In a new marketing campaign, T-Mobile promises more personal service: “Real customer service takes real people.” By introducing a “team of experts,” the company wants customers to reach actual people instead of spending too much time waiting for voice prompts and replies.
The message is clear on T-Mobile’s website and in the results. The company acquired 2.4 million new customers in the fourth quarter of 2018 compared to Verizon’s 600,000.
Humor is one strategy the company is using to steal rivals’ business. A 4.5-minute commercial shows actor Rainn Wilson trying to navigate a company’s voice response system. We can all relate: the system doesn’t understand us, we get transferred around—and then our phone battery dies. The video ends with this message:
“Calling customer service is the worst. The best customer service in wireless just got better. No bots. No bouncing. No BS.”
What are the risks of using humor for persuasive messages? How well do you think it works in this case? Why or why not?
What is your experience with voice response systems? When have you received exceptional service via the phone?

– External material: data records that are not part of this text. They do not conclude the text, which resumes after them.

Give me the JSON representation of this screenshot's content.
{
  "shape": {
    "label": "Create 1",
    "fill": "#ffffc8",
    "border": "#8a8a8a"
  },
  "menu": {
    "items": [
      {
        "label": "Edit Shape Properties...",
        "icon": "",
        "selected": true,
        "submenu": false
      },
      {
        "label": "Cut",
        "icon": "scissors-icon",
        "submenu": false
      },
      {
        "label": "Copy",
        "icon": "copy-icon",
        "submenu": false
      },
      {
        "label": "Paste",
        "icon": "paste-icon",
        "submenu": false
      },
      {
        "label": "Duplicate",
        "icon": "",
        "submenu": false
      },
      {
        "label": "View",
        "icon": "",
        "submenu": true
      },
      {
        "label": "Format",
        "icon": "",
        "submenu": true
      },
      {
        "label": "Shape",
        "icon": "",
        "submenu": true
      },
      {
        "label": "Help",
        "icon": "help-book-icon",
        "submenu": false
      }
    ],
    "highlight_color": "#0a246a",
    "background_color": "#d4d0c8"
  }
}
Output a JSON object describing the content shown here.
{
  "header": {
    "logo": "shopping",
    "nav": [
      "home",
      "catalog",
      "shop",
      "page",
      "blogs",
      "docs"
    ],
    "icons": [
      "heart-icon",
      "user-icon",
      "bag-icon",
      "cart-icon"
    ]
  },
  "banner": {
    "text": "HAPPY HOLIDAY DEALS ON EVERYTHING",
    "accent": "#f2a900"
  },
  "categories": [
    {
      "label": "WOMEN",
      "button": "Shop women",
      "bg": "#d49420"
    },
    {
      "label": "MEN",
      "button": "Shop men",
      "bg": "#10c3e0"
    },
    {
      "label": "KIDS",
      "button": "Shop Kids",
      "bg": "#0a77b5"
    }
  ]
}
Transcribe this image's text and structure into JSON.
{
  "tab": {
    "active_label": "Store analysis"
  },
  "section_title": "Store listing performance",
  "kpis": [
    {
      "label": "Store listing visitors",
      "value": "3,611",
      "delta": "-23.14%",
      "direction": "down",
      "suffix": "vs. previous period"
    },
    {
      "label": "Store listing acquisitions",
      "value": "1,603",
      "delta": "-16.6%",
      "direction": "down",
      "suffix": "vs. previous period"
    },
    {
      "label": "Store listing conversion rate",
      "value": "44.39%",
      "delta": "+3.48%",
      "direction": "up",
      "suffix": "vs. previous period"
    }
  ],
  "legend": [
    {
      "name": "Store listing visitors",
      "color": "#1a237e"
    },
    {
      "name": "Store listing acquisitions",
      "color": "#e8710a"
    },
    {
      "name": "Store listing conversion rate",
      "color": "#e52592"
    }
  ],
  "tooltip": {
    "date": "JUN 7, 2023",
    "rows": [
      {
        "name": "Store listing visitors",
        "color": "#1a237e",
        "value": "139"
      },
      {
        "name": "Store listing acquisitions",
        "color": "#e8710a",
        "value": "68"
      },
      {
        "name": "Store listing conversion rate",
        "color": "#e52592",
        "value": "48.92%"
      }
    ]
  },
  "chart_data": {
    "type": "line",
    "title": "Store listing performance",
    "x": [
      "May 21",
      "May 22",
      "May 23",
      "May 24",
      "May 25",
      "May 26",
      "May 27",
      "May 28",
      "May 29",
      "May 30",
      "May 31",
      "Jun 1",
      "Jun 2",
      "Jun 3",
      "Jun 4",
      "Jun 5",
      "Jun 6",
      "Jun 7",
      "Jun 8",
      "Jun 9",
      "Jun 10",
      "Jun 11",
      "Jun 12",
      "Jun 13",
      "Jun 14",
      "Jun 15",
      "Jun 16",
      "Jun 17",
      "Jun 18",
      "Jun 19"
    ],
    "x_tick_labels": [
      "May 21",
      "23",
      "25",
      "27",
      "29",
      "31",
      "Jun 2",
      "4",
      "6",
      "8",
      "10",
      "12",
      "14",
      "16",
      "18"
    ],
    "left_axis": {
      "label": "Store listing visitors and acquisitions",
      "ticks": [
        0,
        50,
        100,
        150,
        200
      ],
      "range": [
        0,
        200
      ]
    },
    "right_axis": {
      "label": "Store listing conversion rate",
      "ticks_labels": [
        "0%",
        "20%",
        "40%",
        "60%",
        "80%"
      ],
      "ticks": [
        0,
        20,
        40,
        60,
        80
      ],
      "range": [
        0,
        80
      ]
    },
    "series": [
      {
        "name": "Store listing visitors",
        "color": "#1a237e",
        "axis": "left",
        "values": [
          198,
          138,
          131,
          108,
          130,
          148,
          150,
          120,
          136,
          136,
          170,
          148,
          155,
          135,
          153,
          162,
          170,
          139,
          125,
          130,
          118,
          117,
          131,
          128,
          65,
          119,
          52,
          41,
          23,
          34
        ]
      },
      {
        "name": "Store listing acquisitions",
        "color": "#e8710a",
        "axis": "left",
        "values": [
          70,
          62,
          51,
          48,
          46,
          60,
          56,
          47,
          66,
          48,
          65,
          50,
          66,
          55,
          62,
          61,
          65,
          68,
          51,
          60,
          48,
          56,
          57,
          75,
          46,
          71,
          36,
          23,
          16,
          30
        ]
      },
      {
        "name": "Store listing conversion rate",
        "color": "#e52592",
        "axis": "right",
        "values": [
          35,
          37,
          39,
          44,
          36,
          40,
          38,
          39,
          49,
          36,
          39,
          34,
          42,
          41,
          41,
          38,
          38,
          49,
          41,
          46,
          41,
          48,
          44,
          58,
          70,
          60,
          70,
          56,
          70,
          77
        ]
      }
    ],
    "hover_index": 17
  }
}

To what extent would the ability to reach a person right away influence your decision to do business with a company?